**WHAT IS NEEDED:** In the data below, find every line with the word "label" and copy it out.

Entries from a dataset of interfaces:
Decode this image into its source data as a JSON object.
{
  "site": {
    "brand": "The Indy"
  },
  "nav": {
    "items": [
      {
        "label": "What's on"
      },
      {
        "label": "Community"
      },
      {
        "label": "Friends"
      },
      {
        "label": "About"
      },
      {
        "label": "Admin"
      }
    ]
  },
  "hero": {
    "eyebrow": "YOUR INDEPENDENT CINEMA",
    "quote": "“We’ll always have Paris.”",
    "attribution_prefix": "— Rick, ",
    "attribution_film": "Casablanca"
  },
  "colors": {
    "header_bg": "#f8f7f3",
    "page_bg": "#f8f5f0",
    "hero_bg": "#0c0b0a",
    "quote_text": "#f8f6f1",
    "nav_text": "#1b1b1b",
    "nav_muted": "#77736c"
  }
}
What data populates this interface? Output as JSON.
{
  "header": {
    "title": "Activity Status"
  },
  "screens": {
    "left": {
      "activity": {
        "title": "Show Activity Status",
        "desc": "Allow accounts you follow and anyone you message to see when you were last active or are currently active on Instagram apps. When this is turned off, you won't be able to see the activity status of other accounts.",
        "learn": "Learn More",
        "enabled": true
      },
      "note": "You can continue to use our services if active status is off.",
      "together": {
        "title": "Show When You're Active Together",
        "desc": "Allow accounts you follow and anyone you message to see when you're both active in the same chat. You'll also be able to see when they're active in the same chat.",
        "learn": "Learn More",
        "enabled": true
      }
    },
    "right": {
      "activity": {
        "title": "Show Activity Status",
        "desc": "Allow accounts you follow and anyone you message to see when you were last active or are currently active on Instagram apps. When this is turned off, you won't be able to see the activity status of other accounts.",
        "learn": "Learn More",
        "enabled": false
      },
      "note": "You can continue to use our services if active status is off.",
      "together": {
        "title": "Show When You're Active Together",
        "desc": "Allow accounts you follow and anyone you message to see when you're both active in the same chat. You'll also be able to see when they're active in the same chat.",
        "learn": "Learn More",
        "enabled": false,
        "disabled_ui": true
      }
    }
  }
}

**ANSWER TO THIS PROBLEM:**
        "label": "What's on"
        "label": "Community"
        "label": "Friends"
        "label": "About"
        "label": "Admin"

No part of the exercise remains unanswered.